Among all of the folk from Delaware and Pennsylvania are a friendly couple from Yorkshire who just happen to be visiting the area and we have a nice chat about their beautiful county.

When all of the signing is finished, I have plenty of time to return to the B&B and relax.  I put my thick sweater on, that I can button right up to protect my throat from the cold, and drive the few miles back into Pennsylvania and to the Fairville inn.

Throat protection

Throat protection

I relax on the bed and watch tv for a while.  I may even drop off to sleep briefly, I’m not sure.

At 4.30 I shower again, to wake myself up, and drive back to Winterthur

The audience is smaller this evening, so I shouldn’t have to project so much, which is good as I can feel the effects of the first performance in my throat and lungs.  Before Ellen lets the audience in I stand on the stage and do a few vocal and breathing exercises to get back into the swing of things, after which I fetch a piping hot tea, laced with honey, from the café.

I chat to a few audience members before getting into costume, and at 6 o’clock David is back at the podium warning the audience that anyone whose phone goes off will be removed to the catacombs where they will be ‘treated badly’.  It is a stark warning, but one that seems effective.

I struggle a little bit with my voice at the start of the show, but it is more of a mental thing, than any physical problem.  As the evening progresses I relax and my voice comes back to me with no problems.

I have inserted a few extra lines from the 2 act version of the play, and the script is working very well.  By losing some of the time-consuming business (flinging the coat into the audience, and prevaricating over paying the turkey boy his sixpence), I have gained myself time to use the extra passages from the book, which, after all, is what it is all about.

The show is again very well received and the hand shaking exit of the auditorium is repeated.

Because of the smaller audience the signing line is slightly shorter but there are still plenty of people to talk to and pose with.

At the very end of the line is a family that I met last year.  After the show they had very kindly asked me out to dinner, and gave me to directions to a restaurant nearby.  Unfortunately I never found them, so unwittingly stood them up.  Apparently I had driven to the wrong shopping centre,

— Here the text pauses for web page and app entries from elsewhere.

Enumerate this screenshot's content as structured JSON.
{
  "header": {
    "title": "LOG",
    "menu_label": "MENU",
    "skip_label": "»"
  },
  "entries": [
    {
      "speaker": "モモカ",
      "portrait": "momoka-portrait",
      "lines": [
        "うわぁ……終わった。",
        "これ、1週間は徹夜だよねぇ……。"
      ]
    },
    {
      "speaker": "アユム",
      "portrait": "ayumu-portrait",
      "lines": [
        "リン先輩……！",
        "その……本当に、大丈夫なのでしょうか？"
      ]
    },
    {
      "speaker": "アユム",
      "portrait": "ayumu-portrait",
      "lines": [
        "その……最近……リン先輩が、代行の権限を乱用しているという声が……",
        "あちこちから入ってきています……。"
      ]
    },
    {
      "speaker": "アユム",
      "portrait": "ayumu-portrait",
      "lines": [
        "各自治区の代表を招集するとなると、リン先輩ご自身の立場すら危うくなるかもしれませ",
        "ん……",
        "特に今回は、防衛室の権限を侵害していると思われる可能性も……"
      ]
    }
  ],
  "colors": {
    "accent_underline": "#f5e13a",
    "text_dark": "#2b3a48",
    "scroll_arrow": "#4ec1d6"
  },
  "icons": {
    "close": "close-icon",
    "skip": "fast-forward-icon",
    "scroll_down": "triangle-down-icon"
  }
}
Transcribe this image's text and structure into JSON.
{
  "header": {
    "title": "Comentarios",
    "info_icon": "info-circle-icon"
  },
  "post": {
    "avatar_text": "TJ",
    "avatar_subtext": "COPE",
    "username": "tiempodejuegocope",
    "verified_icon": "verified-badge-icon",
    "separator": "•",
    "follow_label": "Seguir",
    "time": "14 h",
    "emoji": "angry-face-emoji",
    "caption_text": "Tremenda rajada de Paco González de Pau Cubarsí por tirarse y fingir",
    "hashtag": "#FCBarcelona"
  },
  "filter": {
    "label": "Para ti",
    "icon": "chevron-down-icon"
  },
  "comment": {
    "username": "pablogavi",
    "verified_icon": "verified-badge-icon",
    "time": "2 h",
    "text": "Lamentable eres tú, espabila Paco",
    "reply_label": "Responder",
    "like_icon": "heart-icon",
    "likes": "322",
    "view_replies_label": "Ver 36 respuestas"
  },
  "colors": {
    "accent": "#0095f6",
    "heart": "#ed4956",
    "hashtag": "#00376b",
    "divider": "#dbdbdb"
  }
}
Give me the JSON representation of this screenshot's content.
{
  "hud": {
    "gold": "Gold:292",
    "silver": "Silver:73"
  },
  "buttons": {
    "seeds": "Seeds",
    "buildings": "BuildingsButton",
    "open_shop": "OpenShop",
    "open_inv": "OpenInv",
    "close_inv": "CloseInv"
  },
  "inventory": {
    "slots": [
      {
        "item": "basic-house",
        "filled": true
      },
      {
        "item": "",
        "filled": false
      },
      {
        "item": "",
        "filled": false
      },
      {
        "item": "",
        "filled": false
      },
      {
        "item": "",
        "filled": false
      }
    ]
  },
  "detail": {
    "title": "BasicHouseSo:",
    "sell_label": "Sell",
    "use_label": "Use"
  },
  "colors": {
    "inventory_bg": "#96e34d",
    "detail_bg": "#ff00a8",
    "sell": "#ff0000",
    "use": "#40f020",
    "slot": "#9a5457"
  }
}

Tonight they are back for more, and kindly invite me out again but I make my excuses.  After two days of three hour drives, followed by two performances on each, I am completely drained, and don’t really feel up to socialising.  Ellen and some of the staff also invite me out to dine, but a quiet and quick dinner alone is what is called for.

About half way between Winterthur and The Fairville Inn lies Buckley’s Tavern, where I have a delicious basket of fish and chips.  The bar tender, Paul, asks me if the food is good and when I reply in the affirmative, he says: ‘judging by your accent, you should know a thing or two about fish and chips!’

Buckley’s has happy memories for me.  Three years ago Liz came out to join me at the end of my tour and after a day’s flying joined me at Winterthur.  When my shows were over, we came here and sat on a plain Amish wooden bench near the door and drank wine.  As I look towards the door, the bench is still there, and it is empty, as if it is waiting for us to be there together on it again.

I raise my glass to Liz, back in England.

When I have finished, I drive back to the hotel and the cumulative effects of the last couple of days send me into an instant sleep.